4) Crash Reel Watch a trailer. Kevin Pearce was a U.S. champion snowboarder giving Shaun White a run for his money leading up to the 2010 Olympics. But after a training accident in Utah, Kevin was in a coma and woke up with a traumatic brain injury. Despite his doctors’ and family’s pleadings, Kevin was determined to snowboard again. This documentary is about his continued need for thrill-seeking activities and his process of realizing that even a small blow to his head could kill him. Kevin seeks new activities and sports that he can do safely with a TBI. In select theaters now. Buy the DVD on Amazon. If you have HBO: find the schedule here, available on demand until 1/19, or watch on HBOGO.

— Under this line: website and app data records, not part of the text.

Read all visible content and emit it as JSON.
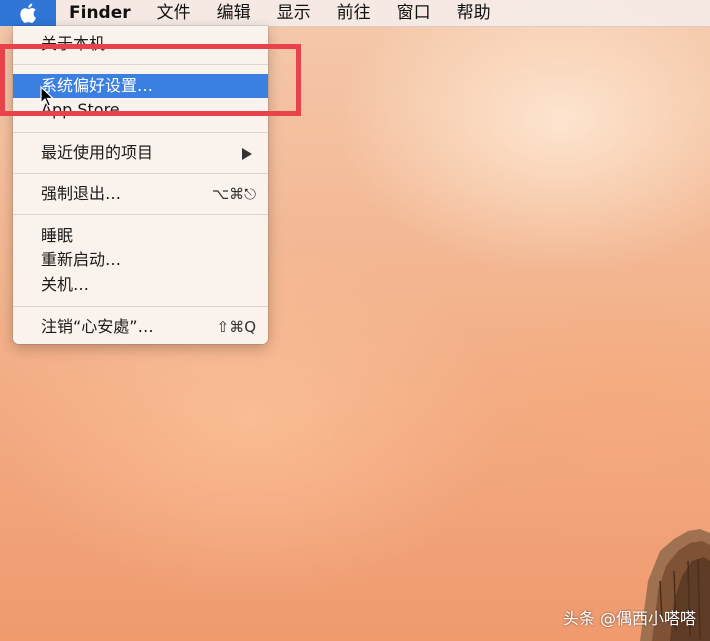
{
  "menubar": {
    "app_name": "Finder",
    "menus": [
      "文件",
      "编辑",
      "显示",
      "前往",
      "窗口",
      "帮助"
    ]
  },
  "apple_menu": {
    "about": "关于本机",
    "system_prefs": "系统偏好设置…",
    "app_store": "App Store",
    "recent_items": "最近使用的项目",
    "force_quit": "强制退出…",
    "force_quit_shortcut": "⌥⌘⎋",
    "sleep": "睡眠",
    "restart": "重新启动…",
    "shutdown": "关机…",
    "logout": "注销“心安處”…",
    "logout_shortcut": "⇧⌘Q"
  },
  "watermark": "头条 @偶西小嗒嗒",
  "colors": {
    "apple_highlight": "#2f76d6",
    "menu_highlight": "#3b7fe0",
    "annotation_box": "#e8434a"
  }
}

5) LookoutWatch a trailer. This film is 6 years old, but it still is an interesting film that OTs should love. A young man living with a TBI following a car accident in high school is navigating the world of independence after moving from home and finding a job. Yes, it suddenly turns into a bank heist movie, but even an action film can deal with issues such as finding meaningful employment, struggling to be independent, and the importance of trusted friends and relationships. This movie is also rated R (read IMDB’s Parental Guide here). Buy the DVD on Amazon.
6) Miss You Can Do ItWatch a trailer. Abbey Curran is a young woman with cerebral palsy who became the first woman with a disability to compete in the Miss USA pageant. Abbey founded an annual pageant for girls with physical and intellectual disabilities called Miss You Can Do It. This documentary is about the pageant and the children and their families that travel from all around the country to participate. Buy the DVD on Amazon. If you have HBO: find the schedule here or watch on HBOGO.